mediation - a voluntary resolution process in which an impartial third party may assist the disagreeing parties to resolve issues prior to a due process hearing.

multidisciplinary team - two or more individuals of various disciplines or professionals, and the parent, who participate in the provision of integrated and coordinated services, including evaluation, assessment, and IFSP development.

natural environment - is a location at which the program would still exist if children with disabilities did not attend. Natural learning environments are the places where children experience everyday, typically occurring learning opportunities that promote and enhance behavioral and developmental competencies.

occupational therapy (OT) - a related service provided by a licensed occupational therapist who assists children with fine motor activities and everyday tasks like eating, dressing, and hand use.

orientation and mobility (O&M) - a related service provided by an orientation and mobility specialist who teaches children with visual impairments how to know their position in space and how to move safely from place to place.

other health impairment (OHI) - a disability resulting from chronic or acute illness (e.g., heart condition, cancer, severe asthma, seizure disorder, communicable disease, etc.)

Part B - authorizes pre-school special education services for children ages 3-5.

Part C - authorizes Early Intervention services for infants and toddlers (ages 0-3) with disabilities and their families.

parent - a parent, guardian or person acting as a parent of an infant or toddler such as a grandparent or stepparent with whom an infant or toddler lives. Parent also means a person who is legally responsible for the infant’s or toddler’s welfare or a surrogate parent who has been appointed in accordance with 34 CFR 303.406. The term does not include the State if an infant or toddler is a ward of the State.

physical therapy (PT) - a related service provided by a licensed physical therapist who assists children with gross motor activities such as rolling, sitting, and walking.

placement - when a child is assigned to a special education classroom or to other special education services; placement occurs after the IFSP or IEP is written.

preschool - refers to classrooms that serve three to five year old children

program specialist - a specialist who is knowledgeable about special education and available programs, and is responsible for assuring that children receive needed available services.

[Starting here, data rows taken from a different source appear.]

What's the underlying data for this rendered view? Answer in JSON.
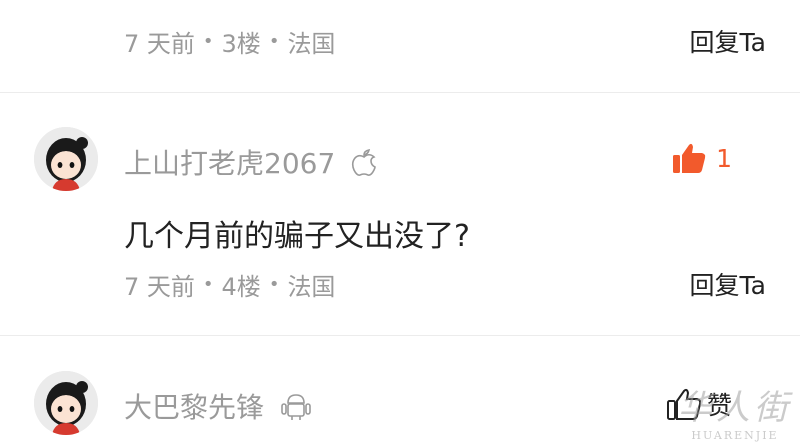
{
  "comments_top": {
    "time": "7 天前",
    "floor": "3楼",
    "location": "法国",
    "separator": "•",
    "reply_label": "回复Ta"
  },
  "comment2": {
    "username": "上山打老虎2067",
    "platform_icon": "apple-icon",
    "like_count": "1",
    "like_color": "#f25a2c",
    "text": "几个月前的骗子又出没了?",
    "time": "7 天前",
    "floor": "4楼",
    "location": "法国",
    "separator": "•",
    "reply_label": "回复Ta"
  },
  "comment3": {
    "username": "大巴黎先锋",
    "platform_icon": "android-icon",
    "like_label": "赞"
  },
  "watermark": {
    "logo_text": "华人街",
    "site": "HUARENJIE"
  }
}
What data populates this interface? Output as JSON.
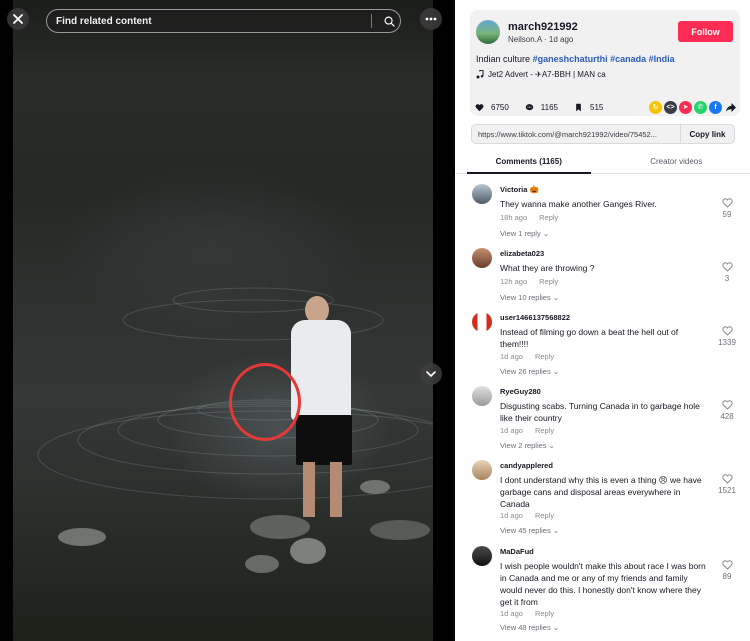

related services/designated instructions and services (DIS) - a term referring to those support services children may need in order to benefit form their educational program.

self-help skills - a term relating to those skills associated with feeding, dressing, and toileting.

serious emotional disturbance (SED) - a disability characterized by behavior problems that prevent a child from learning or from getting along with other people; the behavior must occur for a long period of time and be severe.

service coordinator - a knowledgeable person who helps a family obtain the services needed by their child most often from the regional center or public schools.

solely low incidence disability - one or a combination of low incidence disabilities which are vision impairment, severe orthopedic impairment, and hearing impairment which is the primary disability and has a significant impact on learning and development of the infant or toddler who has a solely low incidence disability shall not be eligible for services from a regional center.

special day class (SDC) - a classroom that is appropriate for children who would benefit from specialized services for over half the school day; the children receive most of their instruction from a special education teacher.

specific learning disabilities (SLD) - a disability characterized by problems using language, remembering, concentrating, following instructions, reading, calculating, or learning through listening or looking.

speech/language therapy - related services provided by a remedial language and speech therapist or speech pathologist who helps children learn to communicate.

transition - a time in a person’s life when he or she moves from one education program to another (e.g., changing from an early intervention program to preschool or from high school to work).

vision impairment - a visual condition which, even with correction, adversely affects the infant’s or toddler’s development.